### MATERIAL SHOWN
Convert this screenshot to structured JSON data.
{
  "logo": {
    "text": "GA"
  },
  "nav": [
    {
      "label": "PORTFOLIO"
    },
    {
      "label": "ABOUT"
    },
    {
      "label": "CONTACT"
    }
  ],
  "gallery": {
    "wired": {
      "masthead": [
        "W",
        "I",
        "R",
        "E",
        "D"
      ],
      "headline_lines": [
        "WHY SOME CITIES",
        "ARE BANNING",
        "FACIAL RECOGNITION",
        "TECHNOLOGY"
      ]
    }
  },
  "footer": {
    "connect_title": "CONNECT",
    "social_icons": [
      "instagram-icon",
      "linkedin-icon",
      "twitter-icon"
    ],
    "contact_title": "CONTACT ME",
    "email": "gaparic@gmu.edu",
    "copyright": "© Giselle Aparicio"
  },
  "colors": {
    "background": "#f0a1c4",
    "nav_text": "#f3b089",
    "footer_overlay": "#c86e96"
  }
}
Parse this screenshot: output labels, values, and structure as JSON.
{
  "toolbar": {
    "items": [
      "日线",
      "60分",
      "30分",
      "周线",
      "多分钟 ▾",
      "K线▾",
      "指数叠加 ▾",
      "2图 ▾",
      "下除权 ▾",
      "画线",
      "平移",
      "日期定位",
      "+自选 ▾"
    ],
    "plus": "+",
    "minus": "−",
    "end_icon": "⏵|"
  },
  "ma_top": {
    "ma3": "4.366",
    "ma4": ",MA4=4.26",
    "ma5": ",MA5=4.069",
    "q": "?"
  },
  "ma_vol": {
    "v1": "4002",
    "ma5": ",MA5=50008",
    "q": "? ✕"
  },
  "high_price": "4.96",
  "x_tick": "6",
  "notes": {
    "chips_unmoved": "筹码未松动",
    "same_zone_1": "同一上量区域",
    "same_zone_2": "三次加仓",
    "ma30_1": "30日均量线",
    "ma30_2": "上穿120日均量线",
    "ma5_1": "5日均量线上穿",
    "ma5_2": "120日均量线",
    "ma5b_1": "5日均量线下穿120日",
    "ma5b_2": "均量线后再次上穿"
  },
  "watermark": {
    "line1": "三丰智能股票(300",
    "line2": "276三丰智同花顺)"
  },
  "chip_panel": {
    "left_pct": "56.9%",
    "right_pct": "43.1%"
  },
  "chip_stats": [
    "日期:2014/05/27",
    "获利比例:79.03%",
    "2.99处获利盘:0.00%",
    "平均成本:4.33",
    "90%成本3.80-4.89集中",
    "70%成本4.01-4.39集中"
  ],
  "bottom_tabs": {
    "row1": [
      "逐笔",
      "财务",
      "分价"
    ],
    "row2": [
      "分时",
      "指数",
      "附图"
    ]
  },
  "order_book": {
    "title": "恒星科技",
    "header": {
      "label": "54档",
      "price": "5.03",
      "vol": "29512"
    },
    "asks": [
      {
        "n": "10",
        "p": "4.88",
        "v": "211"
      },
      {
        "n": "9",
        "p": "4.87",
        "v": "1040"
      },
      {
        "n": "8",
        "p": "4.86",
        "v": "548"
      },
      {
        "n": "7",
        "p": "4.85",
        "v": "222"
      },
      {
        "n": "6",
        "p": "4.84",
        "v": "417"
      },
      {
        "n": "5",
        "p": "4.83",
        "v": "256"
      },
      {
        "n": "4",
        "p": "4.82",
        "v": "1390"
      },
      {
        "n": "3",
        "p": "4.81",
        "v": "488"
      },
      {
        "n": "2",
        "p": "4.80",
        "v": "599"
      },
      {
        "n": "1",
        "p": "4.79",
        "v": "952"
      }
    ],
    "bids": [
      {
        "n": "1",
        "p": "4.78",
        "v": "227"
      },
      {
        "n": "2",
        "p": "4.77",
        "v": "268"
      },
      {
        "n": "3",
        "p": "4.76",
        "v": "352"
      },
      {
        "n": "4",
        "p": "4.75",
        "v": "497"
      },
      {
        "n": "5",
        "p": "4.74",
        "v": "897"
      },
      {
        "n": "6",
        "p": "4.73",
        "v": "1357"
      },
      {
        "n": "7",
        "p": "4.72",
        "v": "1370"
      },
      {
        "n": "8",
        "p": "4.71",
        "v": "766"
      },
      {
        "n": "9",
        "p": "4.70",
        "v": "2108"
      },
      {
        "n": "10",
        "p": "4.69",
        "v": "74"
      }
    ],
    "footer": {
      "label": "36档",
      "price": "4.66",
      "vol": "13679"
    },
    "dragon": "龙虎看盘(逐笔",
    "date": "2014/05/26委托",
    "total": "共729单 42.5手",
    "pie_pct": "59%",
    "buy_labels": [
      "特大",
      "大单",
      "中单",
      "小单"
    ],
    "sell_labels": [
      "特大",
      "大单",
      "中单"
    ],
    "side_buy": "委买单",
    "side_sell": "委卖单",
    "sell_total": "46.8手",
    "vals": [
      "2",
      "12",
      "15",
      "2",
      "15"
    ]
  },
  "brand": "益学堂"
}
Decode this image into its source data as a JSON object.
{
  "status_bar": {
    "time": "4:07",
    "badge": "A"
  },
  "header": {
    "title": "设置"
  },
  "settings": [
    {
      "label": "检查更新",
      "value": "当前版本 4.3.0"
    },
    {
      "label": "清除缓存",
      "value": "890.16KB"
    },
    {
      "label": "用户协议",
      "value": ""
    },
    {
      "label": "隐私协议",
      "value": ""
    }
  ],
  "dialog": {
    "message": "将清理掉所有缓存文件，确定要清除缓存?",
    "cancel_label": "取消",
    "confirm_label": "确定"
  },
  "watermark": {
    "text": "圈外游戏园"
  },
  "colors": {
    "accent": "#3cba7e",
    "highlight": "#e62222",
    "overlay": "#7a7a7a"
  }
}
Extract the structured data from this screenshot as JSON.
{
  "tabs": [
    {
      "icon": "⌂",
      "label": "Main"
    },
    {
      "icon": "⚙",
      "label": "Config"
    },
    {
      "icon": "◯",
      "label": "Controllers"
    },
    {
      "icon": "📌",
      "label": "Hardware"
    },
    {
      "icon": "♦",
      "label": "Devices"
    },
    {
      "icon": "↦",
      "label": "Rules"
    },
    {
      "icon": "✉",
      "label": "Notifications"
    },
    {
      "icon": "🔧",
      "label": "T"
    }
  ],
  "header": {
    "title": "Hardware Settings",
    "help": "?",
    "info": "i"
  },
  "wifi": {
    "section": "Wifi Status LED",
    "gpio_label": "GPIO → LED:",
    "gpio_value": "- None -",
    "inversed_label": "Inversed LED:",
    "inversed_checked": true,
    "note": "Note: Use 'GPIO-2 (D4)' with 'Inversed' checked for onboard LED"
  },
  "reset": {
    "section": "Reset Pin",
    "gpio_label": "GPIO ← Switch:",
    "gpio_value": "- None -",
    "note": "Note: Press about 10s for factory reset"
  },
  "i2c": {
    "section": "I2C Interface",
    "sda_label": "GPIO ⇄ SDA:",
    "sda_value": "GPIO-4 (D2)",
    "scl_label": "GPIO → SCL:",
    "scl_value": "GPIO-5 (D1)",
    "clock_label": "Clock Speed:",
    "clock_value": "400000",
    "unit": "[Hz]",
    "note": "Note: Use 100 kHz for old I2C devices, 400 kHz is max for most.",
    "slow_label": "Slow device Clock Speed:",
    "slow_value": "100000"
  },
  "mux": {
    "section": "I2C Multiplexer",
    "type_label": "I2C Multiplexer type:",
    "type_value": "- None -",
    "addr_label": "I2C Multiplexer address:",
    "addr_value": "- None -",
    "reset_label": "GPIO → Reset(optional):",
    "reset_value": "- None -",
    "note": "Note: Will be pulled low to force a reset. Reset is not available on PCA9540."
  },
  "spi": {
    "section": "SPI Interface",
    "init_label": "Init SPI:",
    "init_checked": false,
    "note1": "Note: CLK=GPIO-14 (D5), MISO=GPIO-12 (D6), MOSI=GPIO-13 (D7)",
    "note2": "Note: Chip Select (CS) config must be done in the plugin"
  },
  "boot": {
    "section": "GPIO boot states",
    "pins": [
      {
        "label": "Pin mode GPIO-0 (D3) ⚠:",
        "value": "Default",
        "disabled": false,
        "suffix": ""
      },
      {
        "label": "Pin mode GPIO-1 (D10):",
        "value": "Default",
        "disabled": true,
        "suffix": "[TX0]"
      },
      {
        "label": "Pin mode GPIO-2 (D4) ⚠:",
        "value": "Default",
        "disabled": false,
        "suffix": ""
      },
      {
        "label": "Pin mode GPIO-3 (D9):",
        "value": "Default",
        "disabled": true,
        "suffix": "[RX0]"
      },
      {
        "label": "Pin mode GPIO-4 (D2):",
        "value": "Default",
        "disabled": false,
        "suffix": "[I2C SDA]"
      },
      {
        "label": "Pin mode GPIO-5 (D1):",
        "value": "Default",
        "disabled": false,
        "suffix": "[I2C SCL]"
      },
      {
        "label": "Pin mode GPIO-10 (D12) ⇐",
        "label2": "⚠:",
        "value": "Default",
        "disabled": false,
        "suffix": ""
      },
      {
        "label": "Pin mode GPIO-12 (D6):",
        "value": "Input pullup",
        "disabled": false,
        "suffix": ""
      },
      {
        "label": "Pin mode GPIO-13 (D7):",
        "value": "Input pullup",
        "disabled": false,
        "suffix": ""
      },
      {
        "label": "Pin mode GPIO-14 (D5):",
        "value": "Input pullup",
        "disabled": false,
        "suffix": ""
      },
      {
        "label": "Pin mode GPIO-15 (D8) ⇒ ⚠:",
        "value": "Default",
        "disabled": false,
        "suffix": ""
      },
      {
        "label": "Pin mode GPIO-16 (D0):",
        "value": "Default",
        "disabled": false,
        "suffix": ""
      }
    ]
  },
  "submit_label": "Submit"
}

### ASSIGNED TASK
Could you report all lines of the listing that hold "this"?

### SOLUTION
Convert this screenshot to structured JSON data.
Parse this screenshot: output labels, values, and structure as JSON.
Decode this image into its source data as a JSON object.
Extract the structured data from this screenshot as JSON.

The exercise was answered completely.